What you are asked to do. What you output should match the data below exactly.

Element data from apps and pages.
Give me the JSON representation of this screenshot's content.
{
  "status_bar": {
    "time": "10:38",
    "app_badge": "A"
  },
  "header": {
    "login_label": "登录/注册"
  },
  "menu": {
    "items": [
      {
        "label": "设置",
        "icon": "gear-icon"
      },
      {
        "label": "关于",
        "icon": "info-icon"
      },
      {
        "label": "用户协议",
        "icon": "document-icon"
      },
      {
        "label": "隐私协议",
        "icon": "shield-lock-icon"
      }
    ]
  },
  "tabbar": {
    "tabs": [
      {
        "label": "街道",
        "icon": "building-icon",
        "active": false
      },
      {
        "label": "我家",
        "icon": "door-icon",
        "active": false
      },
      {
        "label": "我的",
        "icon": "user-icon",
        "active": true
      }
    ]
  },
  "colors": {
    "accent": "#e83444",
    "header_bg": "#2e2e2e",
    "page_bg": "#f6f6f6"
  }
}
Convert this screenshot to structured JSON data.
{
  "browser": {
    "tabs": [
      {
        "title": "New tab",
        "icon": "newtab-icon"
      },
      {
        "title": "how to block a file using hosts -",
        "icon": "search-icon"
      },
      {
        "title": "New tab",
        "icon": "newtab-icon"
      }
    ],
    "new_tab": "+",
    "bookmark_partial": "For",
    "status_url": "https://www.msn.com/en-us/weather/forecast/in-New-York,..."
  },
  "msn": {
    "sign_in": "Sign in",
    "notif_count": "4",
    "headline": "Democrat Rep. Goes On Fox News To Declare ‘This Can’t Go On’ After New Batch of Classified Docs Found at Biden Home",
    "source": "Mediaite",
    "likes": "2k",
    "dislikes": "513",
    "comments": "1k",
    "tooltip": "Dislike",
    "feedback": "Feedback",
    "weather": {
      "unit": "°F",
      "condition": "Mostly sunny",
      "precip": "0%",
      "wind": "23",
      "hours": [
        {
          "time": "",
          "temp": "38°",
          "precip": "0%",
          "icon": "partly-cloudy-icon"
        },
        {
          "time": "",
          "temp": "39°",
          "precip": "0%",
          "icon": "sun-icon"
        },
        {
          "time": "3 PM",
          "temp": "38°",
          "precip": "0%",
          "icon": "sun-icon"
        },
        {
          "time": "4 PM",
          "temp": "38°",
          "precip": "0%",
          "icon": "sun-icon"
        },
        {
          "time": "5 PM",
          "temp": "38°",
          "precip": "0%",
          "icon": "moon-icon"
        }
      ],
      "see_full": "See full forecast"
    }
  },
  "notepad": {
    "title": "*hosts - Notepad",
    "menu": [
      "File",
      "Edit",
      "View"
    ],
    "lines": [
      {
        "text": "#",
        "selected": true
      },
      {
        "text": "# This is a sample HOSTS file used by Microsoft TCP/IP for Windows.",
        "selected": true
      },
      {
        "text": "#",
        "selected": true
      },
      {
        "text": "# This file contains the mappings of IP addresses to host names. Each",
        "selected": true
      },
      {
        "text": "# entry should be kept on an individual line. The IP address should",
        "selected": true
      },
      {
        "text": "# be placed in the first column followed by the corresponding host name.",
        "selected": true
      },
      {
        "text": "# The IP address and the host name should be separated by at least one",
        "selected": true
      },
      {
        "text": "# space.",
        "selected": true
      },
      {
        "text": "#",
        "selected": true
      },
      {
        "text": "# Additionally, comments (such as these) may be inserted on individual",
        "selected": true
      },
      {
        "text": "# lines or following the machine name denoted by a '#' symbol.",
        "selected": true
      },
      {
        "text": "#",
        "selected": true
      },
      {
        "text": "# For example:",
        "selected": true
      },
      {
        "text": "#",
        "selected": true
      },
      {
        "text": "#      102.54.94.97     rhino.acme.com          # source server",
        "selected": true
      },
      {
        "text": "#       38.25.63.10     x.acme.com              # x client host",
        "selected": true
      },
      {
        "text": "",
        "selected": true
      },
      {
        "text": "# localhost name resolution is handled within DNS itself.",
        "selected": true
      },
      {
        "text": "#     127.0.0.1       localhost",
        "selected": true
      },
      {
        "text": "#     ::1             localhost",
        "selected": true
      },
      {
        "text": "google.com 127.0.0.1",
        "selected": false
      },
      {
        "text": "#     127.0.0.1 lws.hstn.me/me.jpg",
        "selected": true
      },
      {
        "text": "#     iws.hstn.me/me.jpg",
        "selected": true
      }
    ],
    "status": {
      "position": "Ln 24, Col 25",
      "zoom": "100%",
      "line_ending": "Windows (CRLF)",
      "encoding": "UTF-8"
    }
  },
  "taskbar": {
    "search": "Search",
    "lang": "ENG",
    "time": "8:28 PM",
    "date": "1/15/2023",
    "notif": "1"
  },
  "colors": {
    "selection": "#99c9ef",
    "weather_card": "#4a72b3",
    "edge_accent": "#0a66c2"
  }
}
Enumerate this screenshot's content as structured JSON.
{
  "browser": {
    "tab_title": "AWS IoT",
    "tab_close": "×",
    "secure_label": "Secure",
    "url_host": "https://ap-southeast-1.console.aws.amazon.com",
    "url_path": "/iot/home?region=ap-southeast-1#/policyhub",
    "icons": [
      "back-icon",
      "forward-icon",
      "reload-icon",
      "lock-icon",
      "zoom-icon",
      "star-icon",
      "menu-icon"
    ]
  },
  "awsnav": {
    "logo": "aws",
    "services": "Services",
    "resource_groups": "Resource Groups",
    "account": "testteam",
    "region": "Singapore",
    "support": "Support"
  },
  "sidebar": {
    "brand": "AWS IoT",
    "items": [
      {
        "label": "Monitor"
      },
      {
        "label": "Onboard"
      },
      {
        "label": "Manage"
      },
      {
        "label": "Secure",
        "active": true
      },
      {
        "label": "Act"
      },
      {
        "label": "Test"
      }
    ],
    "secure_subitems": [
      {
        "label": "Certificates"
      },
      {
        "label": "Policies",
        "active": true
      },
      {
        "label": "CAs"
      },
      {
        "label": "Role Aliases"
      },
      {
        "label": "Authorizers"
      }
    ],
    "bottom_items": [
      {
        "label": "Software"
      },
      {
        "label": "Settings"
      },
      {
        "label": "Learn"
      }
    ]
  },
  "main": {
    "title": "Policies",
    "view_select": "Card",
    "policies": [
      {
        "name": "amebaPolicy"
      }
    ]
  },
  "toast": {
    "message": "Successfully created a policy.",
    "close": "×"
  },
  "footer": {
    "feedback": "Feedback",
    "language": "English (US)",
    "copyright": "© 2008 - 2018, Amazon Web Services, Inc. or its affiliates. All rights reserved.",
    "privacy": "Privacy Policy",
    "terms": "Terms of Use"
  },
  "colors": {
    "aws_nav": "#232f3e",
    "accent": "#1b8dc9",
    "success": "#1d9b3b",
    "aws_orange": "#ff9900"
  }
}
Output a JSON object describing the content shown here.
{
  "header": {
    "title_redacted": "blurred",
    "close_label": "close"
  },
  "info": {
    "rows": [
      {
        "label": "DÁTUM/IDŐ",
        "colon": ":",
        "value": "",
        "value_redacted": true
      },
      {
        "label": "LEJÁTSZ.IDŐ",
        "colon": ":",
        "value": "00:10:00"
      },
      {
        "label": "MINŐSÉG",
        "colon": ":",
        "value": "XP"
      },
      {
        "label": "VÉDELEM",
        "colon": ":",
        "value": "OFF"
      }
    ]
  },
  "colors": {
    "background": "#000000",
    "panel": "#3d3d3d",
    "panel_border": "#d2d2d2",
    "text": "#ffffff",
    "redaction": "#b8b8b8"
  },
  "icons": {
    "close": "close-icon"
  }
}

Result of this exercise.
Give me the JSON representation of this screenshot's content.
{
  "status_bar": {
    "time": "10:38",
    "app_badge": "A"
  },
  "header": {
    "login_label": "登录/注册"
  },
  "menu": {
    "items": [
      {
        "label": "设置",
        "icon": "gear-icon"
      },
      {
        "label": "关于",
        "icon": "info-icon"
      },
      {
        "label": "用户协议",
        "icon": "document-icon"
      },
      {
        "label": "隐私协议",
        "icon": "shield-lock-icon"
      }
    ]
  },
  "tabbar": {
    "tabs": [
      {
        "label": "街道",
        "icon": "building-icon",
        "active": false
      },
      {
        "label": "我家",
        "icon": "door-icon",
        "active": false
      },
      {
        "label": "我的",
        "icon": "user-icon",
        "active": true
      }
    ]
  },
  "colors": {
    "accent": "#e83444",
    "header_bg": "#2e2e2e",
    "page_bg": "#f6f6f6"
  }
}
Convert this screenshot to structured JSON data.
{
  "browser": {
    "tabs": [
      {
        "title": "New tab",
        "icon": "newtab-icon"
      },
      {
        "title": "how to block a file using hosts -",
        "icon": "search-icon"
      },
      {
        "title": "New tab",
        "icon": "newtab-icon"
      }
    ],
    "new_tab": "+",
    "bookmark_partial": "For",
    "status_url": "https://www.msn.com/en-us/weather/forecast/in-New-York,..."
  },
  "msn": {
    "sign_in": "Sign in",
    "notif_count": "4",
    "headline": "Democrat Rep. Goes On Fox News To Declare ‘This Can’t Go On’ After New Batch of Classified Docs Found at Biden Home",
    "source": "Mediaite",
    "likes": "2k",
    "dislikes": "513",
    "comments": "1k",
    "tooltip": "Dislike",
    "feedback": "Feedback",
    "weather": {
      "unit": "°F",
      "condition": "Mostly sunny",
      "precip": "0%",
      "wind": "23",
      "hours": [
        {
          "time": "",
          "temp": "38°",
          "precip": "0%",
          "icon": "partly-cloudy-icon"
        },
        {
          "time": "",
          "temp": "39°",
          "precip": "0%",
          "icon": "sun-icon"
        },
        {
          "time": "3 PM",
          "temp": "38°",
          "precip": "0%",
          "icon": "sun-icon"
        },
        {
          "time": "4 PM",
          "temp": "38°",
          "precip": "0%",
          "icon": "sun-icon"
        },
        {
          "time": "5 PM",
          "temp": "38°",
          "precip": "0%",
          "icon": "moon-icon"
        }
      ],
      "see_full": "See full forecast"
    }
  },
  "notepad": {
    "title": "*hosts - Notepad",
    "menu": [
      "File",
      "Edit",
      "View"
    ],
    "lines": [
      {
        "text": "#",
        "selected": true
      },
      {
        "text": "# This is a sample HOSTS file used by Microsoft TCP/IP for Windows.",
        "selected": true
      },
      {
        "text": "#",
        "selected": true
      },
      {
        "text": "# This file contains the mappings of IP addresses to host names. Each",
        "selected": true
      },
      {
        "text": "# entry should be kept on an individual line. The IP address should",
        "selected": true
      },
      {
        "text": "# be placed in the first column followed by the corresponding host name.",
        "selected": true
      },
      {
        "text": "# The IP address and the host name should be separated by at least one",
        "selected": true
      },
      {
        "text": "# space.",
        "selected": true
      },
      {
        "text": "#",
        "selected": true
      },
      {
        "text": "# Additionally, comments (such as these) may be inserted on individual",
        "selected": true
      },
      {
        "text": "# lines or following the machine name denoted by a '#' symbol.",
        "selected": true
      },
      {
        "text": "#",
        "selected": true
      },
      {
        "text": "# For example:",
        "selected": true
      },
      {
        "text": "#",
        "selected": true
      },
      {
        "text": "#      102.54.94.97     rhino.acme.com          # source server",
        "selected": true
      },
      {
        "text": "#       38.25.63.10     x.acme.com              # x client host",
        "selected": true
      },
      {
        "text": "",
        "selected": true
      },
      {
        "text": "# localhost name resolution is handled within DNS itself.",
        "selected": true
      },
      {
        "text": "#     127.0.0.1       localhost",
        "selected": true
      },
      {
        "text": "#     ::1             localhost",
        "selected": true
      },
      {
        "text": "google.com 127.0.0.1",
        "selected": false
      },
      {
        "text": "#     127.0.0.1 lws.hstn.me/me.jpg",
        "selected": true
      },
      {
        "text": "#     iws.hstn.me/me.jpg",
        "selected": true
      }
    ],
    "status": {
      "position": "Ln 24, Col 25",
      "zoom": "100%",
      "line_ending": "Windows (CRLF)",
      "encoding": "UTF-8"
    }
  },
  "taskbar": {
    "search": "Search",
    "lang": "ENG",
    "time": "8:28 PM",
    "date": "1/15/2023",
    "notif": "1"
  },
  "colors": {
    "selection": "#99c9ef",
    "weather_card": "#4a72b3",
    "edge_accent": "#0a66c2"
  }
}
Enumerate this screenshot's content as structured JSON.
{
  "browser": {
    "tab_title": "AWS IoT",
    "tab_close": "×",
    "secure_label": "Secure",
    "url_host": "https://ap-southeast-1.console.aws.amazon.com",
    "url_path": "/iot/home?region=ap-southeast-1#/policyhub",
    "icons": [
      "back-icon",
      "forward-icon",
      "reload-icon",
      "lock-icon",
      "zoom-icon",
      "star-icon",
      "menu-icon"
    ]
  },
  "awsnav": {
    "logo": "aws",
    "services": "Services",
    "resource_groups": "Resource Groups",
    "account": "testteam",
    "region": "Singapore",
    "support": "Support"
  },
  "sidebar": {
    "brand": "AWS IoT",
    "items": [
      {
        "label": "Monitor"
      },
      {
        "label": "Onboard"
      },
      {
        "label": "Manage"
      },
      {
        "label": "Secure",
        "active": true
      },
      {
        "label": "Act"
      },
      {
        "label": "Test"
      }
    ],
    "secure_subitems": [
      {
        "label": "Certificates"
      },
      {
        "label": "Policies",
        "active": true
      },
      {
        "label": "CAs"
      },
      {
        "label": "Role Aliases"
      },
      {
        "label": "Authorizers"
      }
    ],
    "bottom_items": [
      {
        "label": "Software"
      },
      {
        "label": "Settings"
      },
      {
        "label": "Learn"
      }
    ]
  },
  "main": {
    "title": "Policies",
    "view_select": "Card",
    "policies": [
      {
        "name": "amebaPolicy"
      }
    ]
  },
  "toast": {
    "message": "Successfully created a policy.",
    "close": "×"
  },
  "footer": {
    "feedback": "Feedback",
    "language": "English (US)",
    "copyright": "© 2008 - 2018, Amazon Web Services, Inc. or its affiliates. All rights reserved.",
    "privacy": "Privacy Policy",
    "terms": "Terms of Use"
  },
  "colors": {
    "aws_nav": "#232f3e",
    "accent": "#1b8dc9",
    "success": "#1d9b3b",
    "aws_orange": "#ff9900"
  }
}
Output a JSON object describing the content shown here.
{
  "header": {
    "title_redacted": "blurred",
    "close_label": "close"
  },
  "info": {
    "rows": [
      {
        "label": "DÁTUM/IDŐ",
        "colon": ":",
        "value": "",
        "value_redacted": true
      },
      {
        "label": "LEJÁTSZ.IDŐ",
        "colon": ":",
        "value": "00:10:00"
      },
      {
        "label": "MINŐSÉG",
        "colon": ":",
        "value": "XP"
      },
      {
        "label": "VÉDELEM",
        "colon": ":",
        "value": "OFF"
      }
    ]
  },
  "colors": {
    "background": "#000000",
    "panel": "#3d3d3d",
    "panel_border": "#d2d2d2",
    "text": "#ffffff",
    "redaction": "#b8b8b8"
  },
  "icons": {
    "close": "close-icon"
  }
}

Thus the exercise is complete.